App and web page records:

****************************************

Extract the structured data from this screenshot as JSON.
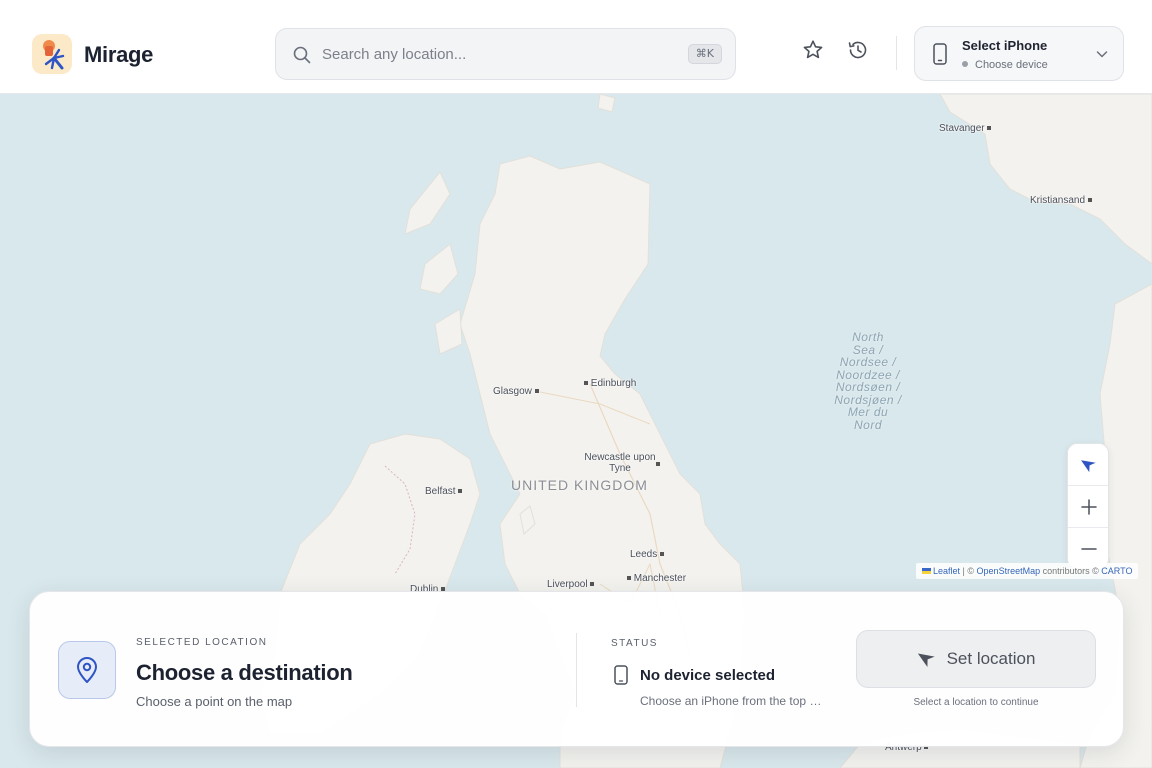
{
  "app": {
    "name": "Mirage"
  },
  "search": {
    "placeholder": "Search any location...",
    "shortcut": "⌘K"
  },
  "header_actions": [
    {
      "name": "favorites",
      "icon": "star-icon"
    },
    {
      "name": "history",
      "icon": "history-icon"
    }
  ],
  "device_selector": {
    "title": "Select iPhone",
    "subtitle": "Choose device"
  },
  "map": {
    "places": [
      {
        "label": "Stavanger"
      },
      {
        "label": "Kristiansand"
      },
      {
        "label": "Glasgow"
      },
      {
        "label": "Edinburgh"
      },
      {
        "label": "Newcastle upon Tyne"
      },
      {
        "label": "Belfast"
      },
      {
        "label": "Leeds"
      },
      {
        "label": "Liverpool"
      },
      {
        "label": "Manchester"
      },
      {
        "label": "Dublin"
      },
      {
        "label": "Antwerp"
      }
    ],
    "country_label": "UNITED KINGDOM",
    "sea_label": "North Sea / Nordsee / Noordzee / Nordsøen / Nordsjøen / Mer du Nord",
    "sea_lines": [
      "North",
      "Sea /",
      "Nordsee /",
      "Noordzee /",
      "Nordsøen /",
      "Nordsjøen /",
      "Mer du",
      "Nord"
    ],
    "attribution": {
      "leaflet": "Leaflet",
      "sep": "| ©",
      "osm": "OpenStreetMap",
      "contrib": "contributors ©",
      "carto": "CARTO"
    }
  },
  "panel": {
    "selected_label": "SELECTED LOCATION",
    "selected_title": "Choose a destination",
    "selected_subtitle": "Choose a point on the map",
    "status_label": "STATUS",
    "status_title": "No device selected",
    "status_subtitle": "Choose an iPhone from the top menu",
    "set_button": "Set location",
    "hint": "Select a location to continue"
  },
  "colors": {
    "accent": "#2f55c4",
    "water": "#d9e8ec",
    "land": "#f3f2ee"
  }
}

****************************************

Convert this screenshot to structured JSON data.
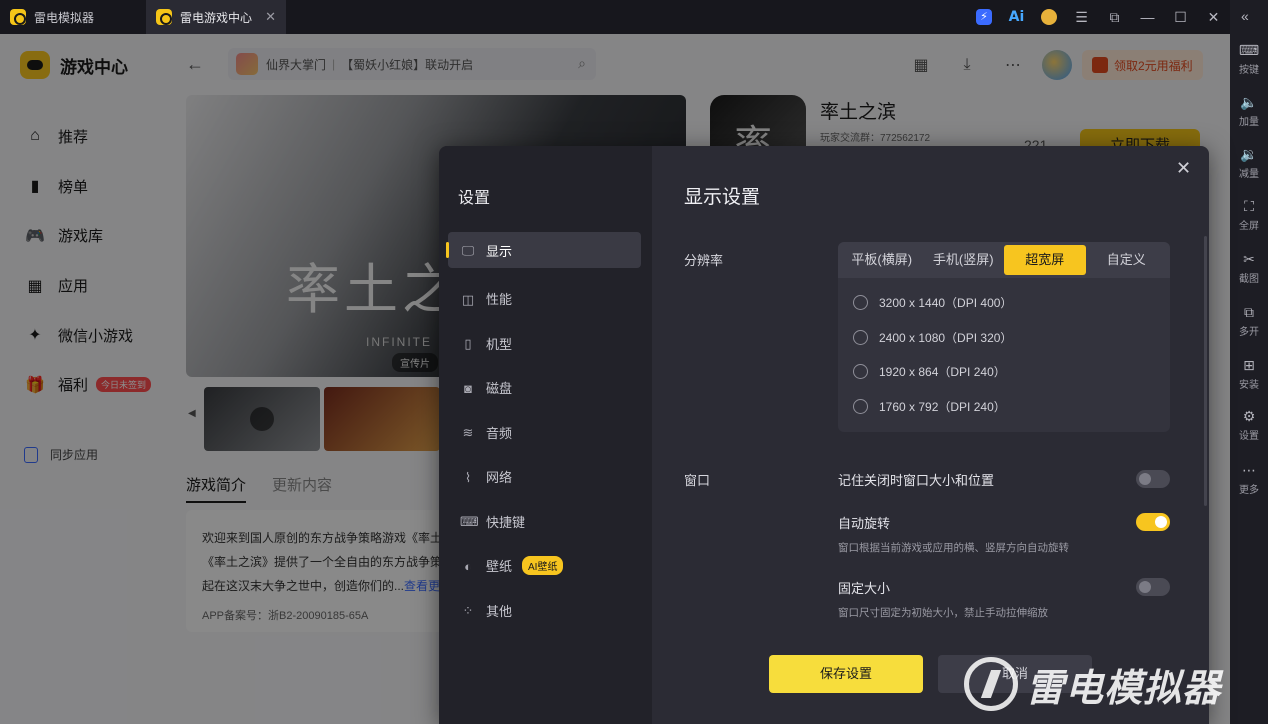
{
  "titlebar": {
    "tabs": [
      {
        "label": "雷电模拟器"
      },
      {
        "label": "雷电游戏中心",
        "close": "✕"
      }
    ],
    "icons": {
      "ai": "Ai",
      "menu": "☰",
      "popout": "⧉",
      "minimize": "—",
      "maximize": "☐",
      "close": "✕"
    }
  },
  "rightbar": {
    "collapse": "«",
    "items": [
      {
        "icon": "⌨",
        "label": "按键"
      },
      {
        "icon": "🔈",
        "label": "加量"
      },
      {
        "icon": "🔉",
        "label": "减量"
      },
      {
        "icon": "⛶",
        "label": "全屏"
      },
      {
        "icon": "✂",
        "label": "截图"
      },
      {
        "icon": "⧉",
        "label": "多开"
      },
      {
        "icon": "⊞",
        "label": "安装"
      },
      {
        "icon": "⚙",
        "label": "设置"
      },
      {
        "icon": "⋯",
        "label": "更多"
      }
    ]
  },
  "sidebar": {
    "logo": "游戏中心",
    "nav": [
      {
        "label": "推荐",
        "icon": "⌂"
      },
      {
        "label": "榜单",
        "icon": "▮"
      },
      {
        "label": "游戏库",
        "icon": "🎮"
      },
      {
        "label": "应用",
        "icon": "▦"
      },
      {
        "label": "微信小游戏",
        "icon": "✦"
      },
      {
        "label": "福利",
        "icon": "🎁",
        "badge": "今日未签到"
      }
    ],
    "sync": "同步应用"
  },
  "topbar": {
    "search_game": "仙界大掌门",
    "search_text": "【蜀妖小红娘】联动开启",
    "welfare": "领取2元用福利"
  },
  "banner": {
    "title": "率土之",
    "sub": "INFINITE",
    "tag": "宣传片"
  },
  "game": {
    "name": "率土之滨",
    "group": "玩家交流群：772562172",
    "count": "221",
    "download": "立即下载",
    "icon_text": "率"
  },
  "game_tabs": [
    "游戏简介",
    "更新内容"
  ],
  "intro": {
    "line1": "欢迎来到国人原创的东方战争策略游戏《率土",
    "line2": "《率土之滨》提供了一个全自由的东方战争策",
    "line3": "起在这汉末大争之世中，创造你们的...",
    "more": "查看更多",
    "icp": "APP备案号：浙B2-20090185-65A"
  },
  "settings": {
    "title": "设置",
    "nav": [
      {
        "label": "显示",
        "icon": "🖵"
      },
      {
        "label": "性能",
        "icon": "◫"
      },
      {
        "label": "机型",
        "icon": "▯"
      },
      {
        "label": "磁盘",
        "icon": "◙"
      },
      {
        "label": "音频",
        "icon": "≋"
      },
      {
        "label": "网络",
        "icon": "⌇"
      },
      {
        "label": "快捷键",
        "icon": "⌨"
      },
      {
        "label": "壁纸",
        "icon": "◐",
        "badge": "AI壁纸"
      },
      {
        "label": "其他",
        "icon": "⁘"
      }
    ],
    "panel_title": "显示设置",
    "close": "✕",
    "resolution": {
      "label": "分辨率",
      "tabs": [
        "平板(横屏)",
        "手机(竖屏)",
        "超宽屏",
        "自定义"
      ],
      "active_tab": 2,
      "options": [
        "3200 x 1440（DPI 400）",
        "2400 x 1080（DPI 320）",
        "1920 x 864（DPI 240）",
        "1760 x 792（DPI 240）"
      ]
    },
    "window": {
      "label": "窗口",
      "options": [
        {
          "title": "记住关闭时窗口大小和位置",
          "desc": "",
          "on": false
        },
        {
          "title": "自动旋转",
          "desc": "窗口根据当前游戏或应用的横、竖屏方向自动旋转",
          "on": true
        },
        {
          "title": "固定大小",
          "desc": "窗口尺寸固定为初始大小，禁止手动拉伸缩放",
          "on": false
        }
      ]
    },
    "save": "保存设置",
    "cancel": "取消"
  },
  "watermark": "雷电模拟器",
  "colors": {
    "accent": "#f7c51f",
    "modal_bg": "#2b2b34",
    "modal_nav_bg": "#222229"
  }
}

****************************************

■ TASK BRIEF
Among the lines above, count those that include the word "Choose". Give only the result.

■ OUTPUT OF THE EXERCISE
4